• Task statement
Repeat every line below exactly as it reads.

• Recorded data
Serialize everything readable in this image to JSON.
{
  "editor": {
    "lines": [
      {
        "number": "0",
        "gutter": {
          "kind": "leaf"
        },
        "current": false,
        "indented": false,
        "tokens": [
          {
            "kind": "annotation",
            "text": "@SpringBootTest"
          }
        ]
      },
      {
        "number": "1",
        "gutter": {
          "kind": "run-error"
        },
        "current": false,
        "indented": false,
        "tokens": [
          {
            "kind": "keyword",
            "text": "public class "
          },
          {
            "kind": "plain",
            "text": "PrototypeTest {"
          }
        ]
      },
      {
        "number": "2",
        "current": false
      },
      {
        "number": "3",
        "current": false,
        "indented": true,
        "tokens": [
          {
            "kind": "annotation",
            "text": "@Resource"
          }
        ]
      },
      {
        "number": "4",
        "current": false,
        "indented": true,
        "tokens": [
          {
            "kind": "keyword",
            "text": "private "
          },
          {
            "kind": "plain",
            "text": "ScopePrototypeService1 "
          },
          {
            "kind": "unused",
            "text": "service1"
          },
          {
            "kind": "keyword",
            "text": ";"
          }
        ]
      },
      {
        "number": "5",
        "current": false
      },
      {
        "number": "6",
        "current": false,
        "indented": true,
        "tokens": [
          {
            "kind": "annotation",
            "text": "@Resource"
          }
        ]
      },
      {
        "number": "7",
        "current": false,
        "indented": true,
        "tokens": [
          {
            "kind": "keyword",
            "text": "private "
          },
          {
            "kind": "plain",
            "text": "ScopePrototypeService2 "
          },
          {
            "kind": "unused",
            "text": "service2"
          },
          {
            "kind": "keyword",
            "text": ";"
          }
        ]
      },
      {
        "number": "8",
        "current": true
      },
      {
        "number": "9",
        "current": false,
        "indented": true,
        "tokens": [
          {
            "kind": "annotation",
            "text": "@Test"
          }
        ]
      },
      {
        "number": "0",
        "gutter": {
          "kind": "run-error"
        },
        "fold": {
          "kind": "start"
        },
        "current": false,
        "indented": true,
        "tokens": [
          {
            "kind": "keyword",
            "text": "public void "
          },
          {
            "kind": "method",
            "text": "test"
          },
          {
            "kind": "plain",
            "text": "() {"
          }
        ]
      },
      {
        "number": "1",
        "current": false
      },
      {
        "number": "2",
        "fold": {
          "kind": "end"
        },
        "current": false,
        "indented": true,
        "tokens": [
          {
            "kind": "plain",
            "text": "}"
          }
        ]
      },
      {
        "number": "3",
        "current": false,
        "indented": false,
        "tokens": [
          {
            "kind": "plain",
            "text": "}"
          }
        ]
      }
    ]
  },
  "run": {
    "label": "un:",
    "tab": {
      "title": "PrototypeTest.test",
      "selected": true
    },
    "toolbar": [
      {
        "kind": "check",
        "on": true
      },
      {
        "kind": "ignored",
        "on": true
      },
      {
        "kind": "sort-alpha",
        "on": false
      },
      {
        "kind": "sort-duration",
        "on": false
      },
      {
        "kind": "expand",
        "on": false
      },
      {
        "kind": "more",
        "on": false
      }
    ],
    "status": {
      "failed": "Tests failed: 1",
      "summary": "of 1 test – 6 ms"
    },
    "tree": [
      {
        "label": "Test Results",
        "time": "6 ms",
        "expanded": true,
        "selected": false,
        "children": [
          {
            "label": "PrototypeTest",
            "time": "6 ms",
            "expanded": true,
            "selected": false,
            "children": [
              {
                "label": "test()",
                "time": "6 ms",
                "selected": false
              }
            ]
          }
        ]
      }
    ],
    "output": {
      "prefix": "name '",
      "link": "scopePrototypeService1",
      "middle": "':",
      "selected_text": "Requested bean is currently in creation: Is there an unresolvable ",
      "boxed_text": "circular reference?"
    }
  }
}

• Solution for this task
Serialize everything readable in this image to JSON.
{
  "editor": {
    "lines": [
      {
        "number": "0",
        "gutter": {
          "kind": "leaf"
        },
        "current": false,
        "indented": false,
        "tokens": [
          {
            "kind": "annotation",
            "text": "@SpringBootTest"
          }
        ]
      },
      {
        "number": "1",
        "gutter": {
          "kind": "run-error"
        },
        "current": false,
        "indented": false,
        "tokens": [
          {
            "kind": "keyword",
            "text": "public class "
          },
          {
            "kind": "plain",
            "text": "PrototypeTest {"
          }
        ]
      },
      {
        "number": "2",
        "current": false
      },
      {
        "number": "3",
        "current": false,
        "indented": true,
        "tokens": [
          {
            "kind": "annotation",
            "text": "@Resource"
          }
        ]
      },
      {
        "number": "4",
        "current": false,
        "indented": true,
        "tokens": [
          {
            "kind": "keyword",
            "text": "private "
          },
          {
            "kind": "plain",
            "text": "ScopePrototypeService1 "
          },
          {
            "kind": "unused",
            "text": "service1"
          },
          {
            "kind": "keyword",
            "text": ";"
          }
        ]
      },
      {
        "number": "5",
        "current": false
      },
      {
        "number": "6",
        "current": false,
        "indented": true,
        "tokens": [
          {
            "kind": "annotation",
            "text": "@Resource"
          }
        ]
      },
      {
        "number": "7",
        "current": false,
        "indented": true,
        "tokens": [
          {
            "kind": "keyword",
            "text": "private "
          },
          {
            "kind": "plain",
            "text": "ScopePrototypeService2 "
          },
          {
            "kind": "unused",
            "text": "service2"
          },
          {
            "kind": "keyword",
            "text": ";"
          }
        ]
      },
      {
        "number": "8",
        "current": true
      },
      {
        "number": "9",
        "current": false,
        "indented": true,
        "tokens": [
          {
            "kind": "annotation",
            "text": "@Test"
          }
        ]
      },
      {
        "number": "0",
        "gutter": {
          "kind": "run-error"
        },
        "fold": {
          "kind": "start"
        },
        "current": false,
        "indented": true,
        "tokens": [
          {
            "kind": "keyword",
            "text": "public void "
          },
          {
            "kind": "method",
            "text": "test"
          },
          {
            "kind": "plain",
            "text": "() {"
          }
        ]
      },
      {
        "number": "1",
        "current": false
      },
      {
        "number": "2",
        "fold": {
          "kind": "end"
        },
        "current": false,
        "indented": true,
        "tokens": [
          {
            "kind": "plain",
            "text": "}"
          }
        ]
      },
      {
        "number": "3",
        "current": false,
        "indented": false,
        "tokens": [
          {
            "kind": "plain",
            "text": "}"
          }
        ]
      }
    ]
  },
  "run": {
    "label": "un:",
    "tab": {
      "title": "PrototypeTest.test",
      "selected": true
    },
    "toolbar": [
      {
        "kind": "check",
        "on": true
      },
      {
        "kind": "ignored",
        "on": true
      },
      {
        "kind": "sort-alpha",
        "on": false
      },
      {
        "kind": "sort-duration",
        "on": false
      },
      {
        "kind": "expand",
        "on": false
      },
      {
        "kind": "more",
        "on": false
      }
    ],
    "status": {
      "failed": "Tests failed: 1",
      "summary": "of 1 test – 6 ms"
    },
    "tree": [
      {
        "label": "Test Results",
        "time": "6 ms",
        "expanded": true,
        "selected": false,
        "children": [
          {
            "label": "PrototypeTest",
            "time": "6 ms",
            "expanded": true,
            "selected": false,
            "children": [
              {
                "label": "test()",
                "time": "6 ms",
                "selected": false
              }
            ]
          }
        ]
      }
    ],
    "output": {
      "prefix": "name '",
      "link": "scopePrototypeService1",
      "middle": "':",
      "selected_text": "Requested bean is currently in creation: Is there an unresolvable ",
      "boxed_text": "circular reference?"
    }
  }
}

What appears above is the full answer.